Representing Data: Adding Integers

  • Adding integers in binary is exactly like adding integers in decimal
  • Examples:
    0101 (5) + 0111 (7)
    0101 (5) + 1011 (11)

Representing Data: Real Numbers

  • Usually called doubles
  • Represented with one computer word
  • Much like scientific notation (IEEE Floating Point)
  • Keeps track of the sign, the exponent, and the fractional part
  • Idea: 7.5 can be represented as
    1.875*2^2
  • Tradeoff: fixed number of bytes means not perfectly precise

Lots of Bytes

  • Fact: 2^10 is 1024 (about 1000)
  • 1 kilobyte (KB) = 1024 bytes
    • About the size of a 1000 character (200-250 word) paper
    • Measures emails and text documents
  • 1 megabyte (MB) = 1024KB (about 1 million bytes)
    • MP3 audio is about 1 MB per minute
    • Used to measure audio clips and image sizes
  • 1 gigabyte (GB) = 1024MB (about 1 billion bytes)
    • 1 hour of video is about 2GB
    • Used to measure video sizes and computer storage space
  • 1 terabyte (TB) = 1024GB (about 1 trillion bytes)
    • Used to measure computer storage space
    • Sometimes used in the context of "big data", along with petabytes (1024TB)

Storage space practice

Word ProblemsSolution
Alice has 600 MB of data.
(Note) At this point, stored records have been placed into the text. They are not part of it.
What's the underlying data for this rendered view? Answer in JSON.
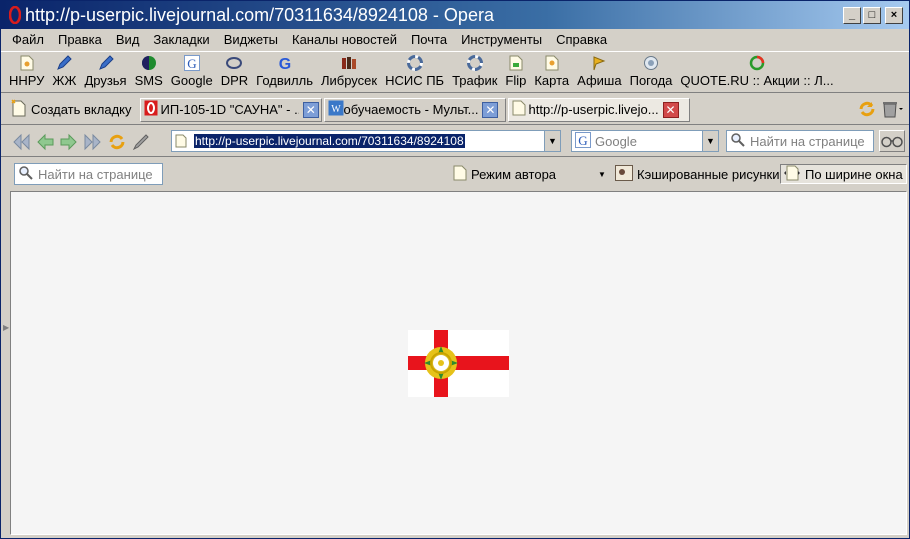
{
  "window": {
    "title": "http://p-userpic.livejournal.com/70311634/8924108 - Opera",
    "buttons": {
      "minimize": "_",
      "maximize": "□",
      "close": "×"
    }
  },
  "menu": {
    "items": [
      "Файл",
      "Правка",
      "Вид",
      "Закладки",
      "Виджеты",
      "Каналы новостей",
      "Почта",
      "Инструменты",
      "Справка"
    ]
  },
  "personal_bar": {
    "items": [
      {
        "label": "ННРУ",
        "icon": "page-icon"
      },
      {
        "label": "ЖЖ",
        "icon": "pencil-icon"
      },
      {
        "label": "Друзья",
        "icon": "pencil-icon"
      },
      {
        "label": "SMS",
        "icon": "sms-icon"
      },
      {
        "label": "Google",
        "icon": "google-icon"
      },
      {
        "label": "DPR",
        "icon": "dpr-icon"
      },
      {
        "label": "Годвилль",
        "icon": "google-icon"
      },
      {
        "label": "Либрусек",
        "icon": "books-icon"
      },
      {
        "label": "НСИС ПБ",
        "icon": "lifebuoy-icon"
      },
      {
        "label": "Трафик",
        "icon": "lifebuoy-icon"
      },
      {
        "label": "Flip",
        "icon": "page-icon"
      },
      {
        "label": "Карта",
        "icon": "page-icon"
      },
      {
        "label": "Афиша",
        "icon": "star-icon"
      },
      {
        "label": "Погода",
        "icon": "weather-icon"
      },
      {
        "label": "QUOTE.RU :: Акции :: Л...",
        "icon": "quote-icon"
      }
    ]
  },
  "tabs": {
    "new_tab_label": "Создать вкладку",
    "items": [
      {
        "title": "ИП-105-1D \"САУНА\" - ...",
        "icon": "opera-icon",
        "active": false
      },
      {
        "title": "обучаемость - Мульт...",
        "icon": "wiki-icon",
        "active": false
      },
      {
        "title": "http://p-userpic.livejo...",
        "icon": "page-icon",
        "active": true
      }
    ]
  },
  "address_bar": {
    "url": "http://p-userpic.livejournal.com/70311634/8924108",
    "search_engine": "Google",
    "find_placeholder": "Найти на странице"
  },
  "view_bar": {
    "find_placeholder": "Найти на странице",
    "author_mode": "Режим автора",
    "cached_images": "Кэшированные рисунки",
    "fit_width": "По ширине окна"
  },
  "content": {
    "image_desc_colors": {
      "cross": "#e8141c",
      "field": "#ffffff",
      "rose_center": "#ffffff",
      "rose_ring": "#c9a400"
    }
  }
}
Bob has 700 MB of data. Will it all fit on Alice's 2 GB thumb drive?
Yes it fits: 600 MB + 700 MB is 1300 MB. 1300 MB is 1.3 GB, so it will fit on the 2 GB drive no problem. Equivalently we could say that the 2 GB drive has space for 2000 MB, so the 1300 MB fits.
Alice has 100 small images, each of which is 500 KB. How much space do they take up overall in MB?
100 times 500 KB is 50000 KB, which is 50 MB.
Your ghost hunting group is recording the sound inside a haunted Stanford classroom for 20 hours as MP3 audio files. About how much data will that be, expressed in GB?
MP3 audio takes up about 1 MB per minute. 20 hours, 60 minutes/hour, 20 * 60 yields 1200 minutes. So that's about 1200 MB, which is 1.2 GB.

Megabytes vs. Mebibyte

  • Marketers like to interpret a megabyte as 1 million bytes (less memory to make)
  • Mebibyte is the actual 1024 * 1024 bytes

Data Compression

  • Compression involves storing information using fewer bytes
  • Lossless vs. lossy compression
  • Original data
    • 12000, 12002, 12006, 12007, 12010, 12006, 12005
  • One potential lossless scheme - store differences:
    • 12000, +2, +4, +1, +3, -4, -1
  • One potential lossy scheme: store every other number
    • 12000, (xxx), 12006, (xxx), 12010, (xxx), 12005
    • Recreated data: 12000, (12003), 12006, (12008), 12010, (12007), 12005

Huffman Compression

  • Lossless text compression
  • Idea: not every letter is used equally
  • Give each character a custom encoding
  • More frequent characters get shorter encodings, z and q get encodings longer than a byte
    • Note: computers are fastest at reading at the byte level
Character ASCII value ASCII (binary) Huffman (binary)
' '  32 00100000            10
'a'  97 01100001        0001
'b'  98 01100010     0111010
'c'  99 01100011      001100
'e' 101 01100101          1100
'z' 122 01111010   00100011010

Source: Marty Stepp

Other compression schemes

Scheme Lossless vs. Lossy? Medium Notes
MP3 Lossy Audio 10x less space, but still sounds good
JPEG Lossy Images Free and open source;
very widely used and supported
GIF and PNG Lossless Images PNG is a little bit better;
mostly used for non-photographs

Lossy Compression

The image on the right has been extremely compressed, taking up about 29% of the space as the image on the left.

Recall: Coding


 

Code: Variables

  • Variable: a name for a piece of memory
  • Quickly change code output
  • Store value for easy access
  • Name (myName) without spaces and value ("Ashley Taylor")
  • Change value with an equals (=) sign






 

Code: Getting input

  • Already seen output
  • Input keyword: prompt
  • The argument is the question you ask the user






 

A very fancy calculator

  • Variables can store numbers too
  • Math operations work as normal: + - * /
  • Use = to store the result
  • Note: division can lead to tricky results

 

You try it!

  • Write code to ask the user for two numbers, then print their sum.
    • Hint: parseInt("4") gives you the number 4

 

Conclusions

  • Computers store data in bits.
  • Collections of bits are more useful for communicating information.
  • We can label places in memory using variables.